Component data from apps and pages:
───

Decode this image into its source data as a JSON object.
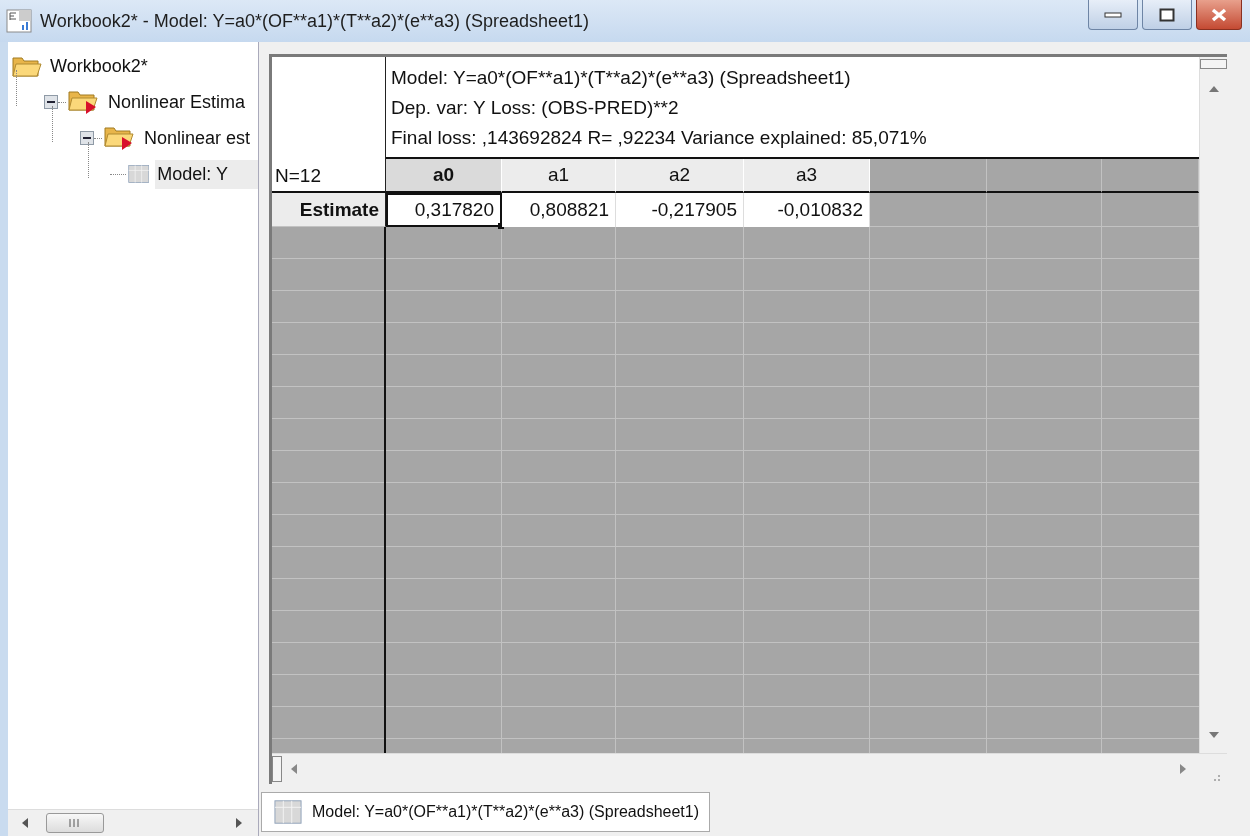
{
  "window": {
    "title": "Workbook2* - Model: Y=a0*(OF**a1)*(T**a2)*(e**a3) (Spreadsheet1)"
  },
  "tree": [
    {
      "label": "Workbook2*",
      "kind": "workbook",
      "selected": false,
      "children": [
        {
          "label": "Nonlinear Estima",
          "kind": "analysis",
          "selected": false,
          "expanded": true,
          "children": [
            {
              "label": "Nonlinear est",
              "kind": "analysis",
              "selected": false,
              "expanded": true,
              "children": [
                {
                  "label": "Model: Y",
                  "kind": "spreadsheet",
                  "selected": true
                }
              ]
            }
          ]
        }
      ]
    }
  ],
  "sheet": {
    "info": [
      "Model: Y=a0*(OF**a1)*(T**a2)*(e**a3) (Spreadsheet1)",
      "Dep. var: Y Loss: (OBS-PRED)**2",
      "Final loss: ,143692824 R= ,92234 Variance explained: 85,071%"
    ],
    "case_count": "N=12",
    "columns": [
      {
        "label": "a0",
        "selected": true
      },
      {
        "label": "a1",
        "selected": false
      },
      {
        "label": "a2",
        "selected": false
      },
      {
        "label": "a3",
        "selected": false
      }
    ],
    "rows": [
      {
        "label": "Estimate",
        "cells": [
          {
            "text": "0,317820",
            "selected": true
          },
          {
            "text": "0,808821",
            "selected": false
          },
          {
            "text": "-0,217905",
            "selected": false
          },
          {
            "text": "-0,010832",
            "selected": false
          }
        ]
      }
    ]
  },
  "bottom_tab": {
    "label": "Model: Y=a0*(OF**a1)*(T**a2)*(e**a3) (Spreadsheet1)"
  }
}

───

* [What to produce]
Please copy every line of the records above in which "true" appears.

* [Task output]
          "expanded": true,
              "expanded": true,
                  "selected": true
        "selected": true
            "selected": true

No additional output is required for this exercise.